Another nice way Lim mixes up his attack is with body shots. Lim's long jab works especially well when thrown at his opponent's bread basket, as does his straight right. When he throws the left hook to the body, Lim does a very good job getting his head off the center line, making it more difficult for his opponent to counter the strike.
Lim's use of knees separates him from most other fighters. Not only is he very dangerous inside the Muay Thai clinch with knees, but his stepping knees are spectacular. To set up his stepping knee, Lim routinely charges his opponent with a combination of powerful punches. After establishing how dangerous his boxing is, Lim will switch it up and charge in with the knee. If his opponent, expecting punches, slips or goes for a takedown, he's in danger of getting knocked cold.
Lim's offensive wrestling ability is pretty much an unknown because he is yet to even attempt a takedown inside the Octagon.
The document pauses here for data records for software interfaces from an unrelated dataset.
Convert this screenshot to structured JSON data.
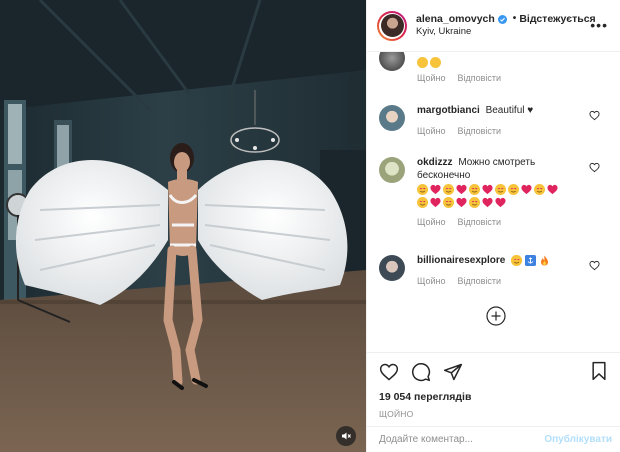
{
  "header": {
    "username": "alena_omovych",
    "separator": "•",
    "follow_label": "Відстежується",
    "location": "Kyiv, Ukraine",
    "more_label": "•••"
  },
  "comments": [
    {
      "username": "",
      "text": "",
      "emojis": [
        "grinning-sweat",
        "grinning-sweat"
      ],
      "meta_time": "Щойно",
      "meta_reply": "Відповісти"
    },
    {
      "username": "margotbianci",
      "text": "Beautiful ♥",
      "meta_time": "Щойно",
      "meta_reply": "Відповісти"
    },
    {
      "username": "okdizzz",
      "text": "Можно смотреть бесконечно",
      "emojis": [
        "heart-eyes",
        "heart",
        "heart-eyes",
        "heart",
        "heart-eyes",
        "heart",
        "heart-eyes",
        "heart-eyes",
        "heart",
        "heart-eyes",
        "heart",
        "heart-eyes",
        "heart",
        "heart-eyes",
        "heart",
        "heart-eyes",
        "heart",
        "heart"
      ],
      "meta_time": "Щойно",
      "meta_reply": "Відповісти"
    },
    {
      "username": "billionairesexplore",
      "text": "",
      "emojis": [
        "heart-eyes",
        "anchor-square",
        "fire"
      ],
      "meta_time": "Щойно",
      "meta_reply": "Відповісти"
    }
  ],
  "actions": {
    "views": "19 054 переглядів",
    "time": "ЩОЙНО"
  },
  "add_comment": {
    "placeholder": "Додайте коментар...",
    "publish_label": "Опублікувати"
  },
  "icons": {
    "like": "heart-outline-icon",
    "comment": "comment-bubble-icon",
    "share": "paper-plane-icon",
    "save": "bookmark-icon",
    "load_more": "plus-circle-icon",
    "mute": "speaker-muted-icon",
    "verified": "verified-badge-icon"
  },
  "colors": {
    "accent": "#0095f6",
    "publish_disabled": "#b2dffc",
    "muted_text": "#8e8e8e",
    "text": "#262626",
    "heart_red": "#e0245e"
  }
}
The only takedown I've seen him complete is a blurry double leg in a regional promotion, which doesn't prove much of anything.
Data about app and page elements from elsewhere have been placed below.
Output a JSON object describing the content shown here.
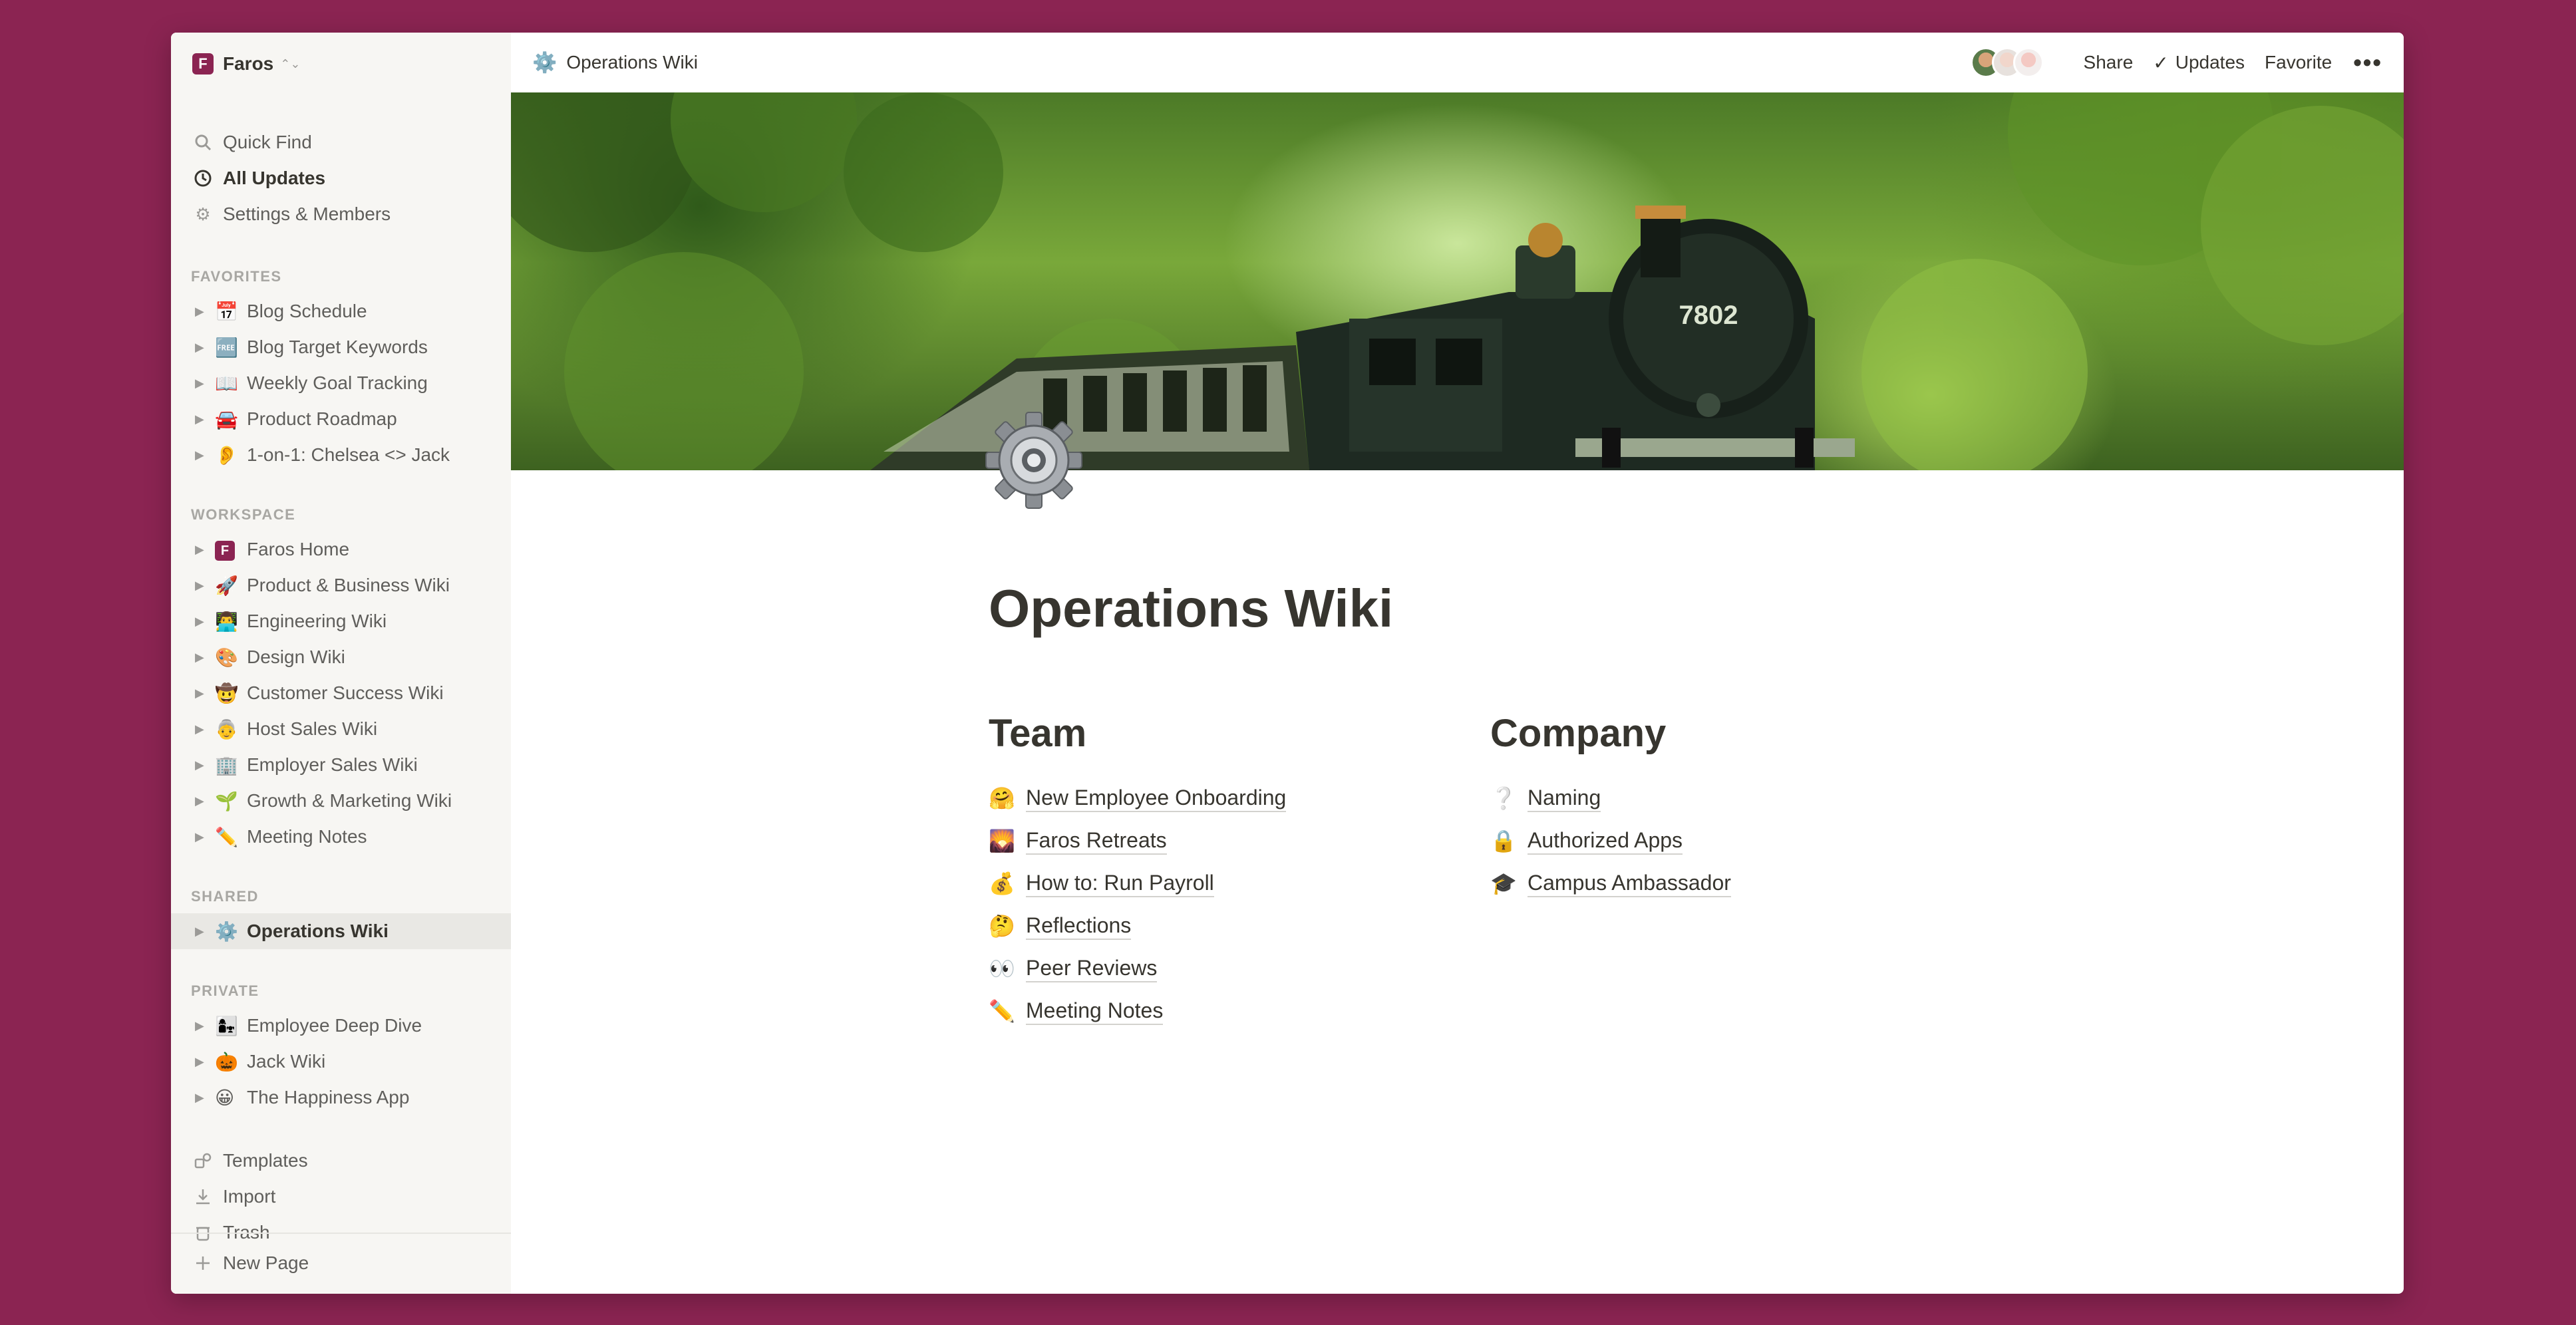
{
  "workspace": {
    "name": "Faros",
    "logo_letter": "F"
  },
  "sidebar": {
    "top_items": [
      {
        "label": "Quick Find",
        "icon": "search-icon"
      },
      {
        "label": "All Updates",
        "icon": "clock-icon"
      },
      {
        "label": "Settings & Members",
        "icon": "gear-icon"
      }
    ],
    "sections": {
      "favorites": "FAVORITES",
      "workspace": "WORKSPACE",
      "shared": "SHARED",
      "private": "PRIVATE"
    },
    "favorites": [
      {
        "emoji": "📅",
        "label": "Blog Schedule"
      },
      {
        "emoji": "🆓",
        "label": "Blog Target Keywords"
      },
      {
        "emoji": "📖",
        "label": "Weekly Goal Tracking"
      },
      {
        "emoji": "🚘",
        "label": "Product Roadmap"
      },
      {
        "emoji": "👂",
        "label": "1-on-1: Chelsea <> Jack"
      }
    ],
    "workspace_pages": [
      {
        "emoji": "F",
        "label": "Faros Home"
      },
      {
        "emoji": "🚀",
        "label": "Product & Business Wiki"
      },
      {
        "emoji": "👨‍💻",
        "label": "Engineering Wiki"
      },
      {
        "emoji": "🎨",
        "label": "Design Wiki"
      },
      {
        "emoji": "🤠",
        "label": "Customer Success Wiki"
      },
      {
        "emoji": "👵",
        "label": "Host Sales Wiki"
      },
      {
        "emoji": "🏢",
        "label": "Employer Sales Wiki"
      },
      {
        "emoji": "🌱",
        "label": "Growth & Marketing Wiki"
      },
      {
        "emoji": "✏️",
        "label": "Meeting Notes"
      }
    ],
    "shared_pages": [
      {
        "emoji": "⚙️",
        "label": "Operations Wiki"
      }
    ],
    "private_pages": [
      {
        "emoji": "👩‍👧",
        "label": "Employee Deep Dive"
      },
      {
        "emoji": "🎃",
        "label": "Jack Wiki"
      },
      {
        "emoji": "😀",
        "label": "The Happiness App"
      }
    ],
    "bottom_items": [
      {
        "label": "Templates",
        "icon": "templates-icon"
      },
      {
        "label": "Import",
        "icon": "download-icon"
      },
      {
        "label": "Trash",
        "icon": "trash-icon"
      }
    ],
    "new_page": "New Page"
  },
  "topbar": {
    "breadcrumb_emoji": "⚙️",
    "breadcrumb": "Operations Wiki",
    "share": "Share",
    "updates": "Updates",
    "favorite": "Favorite",
    "more": "•••"
  },
  "page": {
    "title": "Operations Wiki",
    "cover_train_number": "7802",
    "columns": [
      {
        "heading": "Team",
        "links": [
          {
            "emoji": "🤗",
            "label": "New Employee Onboarding"
          },
          {
            "emoji": "🌄",
            "label": "Faros Retreats"
          },
          {
            "emoji": "💰",
            "label": "How to: Run Payroll"
          },
          {
            "emoji": "🤔",
            "label": "Reflections"
          },
          {
            "emoji": "👀",
            "label": "Peer Reviews"
          },
          {
            "emoji": "✏️",
            "label": "Meeting Notes"
          }
        ]
      },
      {
        "heading": "Company",
        "links": [
          {
            "emoji": "❔",
            "label": "Naming"
          },
          {
            "emoji": "🔒",
            "label": "Authorized Apps"
          },
          {
            "emoji": "🎓",
            "label": "Campus Ambassador"
          }
        ]
      }
    ]
  }
}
However, Lim has proven that he has solid takedown defense. "The Ace's" primary defense is his length, which forces his opponents to shoot from a far distance. When his opponent dives for a double leg, Lim merely steps back and extends his arms, pushing off the shoulder if his opponent gets close enough. More often than not, Lim doesn't even need to sprawl.
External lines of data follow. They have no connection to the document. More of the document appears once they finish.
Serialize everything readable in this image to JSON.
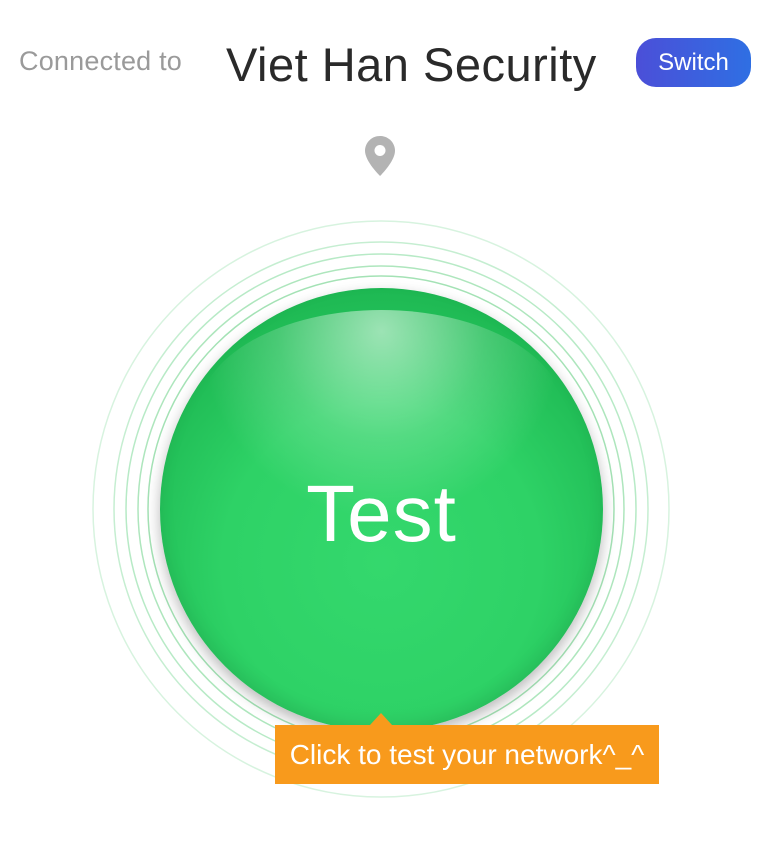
{
  "header": {
    "connected_label": "Connected to",
    "server_name": "Viet Han Security",
    "switch_label": "Switch"
  },
  "main": {
    "test_label": "Test",
    "tooltip": "Click to test your network^_^"
  },
  "icons": {
    "location": "location-pin-icon"
  },
  "colors": {
    "switch_button": "#3d5fe0",
    "test_button": "#2ed266",
    "tooltip": "#f89a1c",
    "ring": "#9be3b0"
  }
}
Lim's takedown defense is not impenetrable. The biggest task is getting in on his hips, but if his opponent accomplishes that, the takedown seems to come easily. Guimaraes managed to get in deep twice, simply by timing Lim's aggression well, and succeeded on throwing him to the mat both times.
Unfortunately, like his wrestling, little is known about Lim's submission game. He does have a recent standing guillotine victory, which earned him the Pacific Extreme Combat belt, but the video is both too grainy and too far away to reveal anything about his technique.
For what it's worth, I've only heard good things about Lim's grappling. In addition to the story that he submitted UFC color commentator Joe Rogan (who's a skilled grappler) in training, Lim's submission abilities are rumored by his camp to be very strong. I personally got to meet and roll with one of Lim's cornerman not long after Lim's victory over Krauss, who assured the entire gym that Lim's a very good grappler.
It's also worth noting that his most recent submission loss was in 2008, and the other was just his third pro fight.
Best Chance For Success
Lim may be the taller fighter, but he's not better on the outside than Saffiedine. Trying to pick "The Sponge" apart at range would likely be disastrous for the South Korean, as he probably needs to finish Saffiedine to win.
To defeat Saffiedine, Lim has to be the aggressor and chase him with hard punches. Saffiedine may be a technical striker, but he doesn't hit particularly hard. Lim can afford to take chances and throw risky strikes such as his beloved stepping knees since Saffiedine is not much of a knockout threat.
What Lim does have to be wary of is Saffiedine's leg kicks. If Guimaraes can land leg kicks at will, then Saffiedine will have a field day. Pressuring Saffiedine is a partial solution, as it will be hard for him to kick if he's moving backward, but Lim needs to check kicks whenever possible.
It's important for Lim to realize that it will be very difficult to win a decision over Saffiedine, especially on short notice. Lim's massive weight cut has its drawbacks, and judging by the Guimaraes bout, cardio seems to be one of them. Saffiedine can fight five hard rounds, while Lim probably can't. "The Ace" has to go after Saffiedine and either finish or do extremely significant damage early or Saffiedine will take over late.
Can Lim overcome the odds and take out the former Strikeforce strap-hanger or will Saffiedine have a successful UFC debut?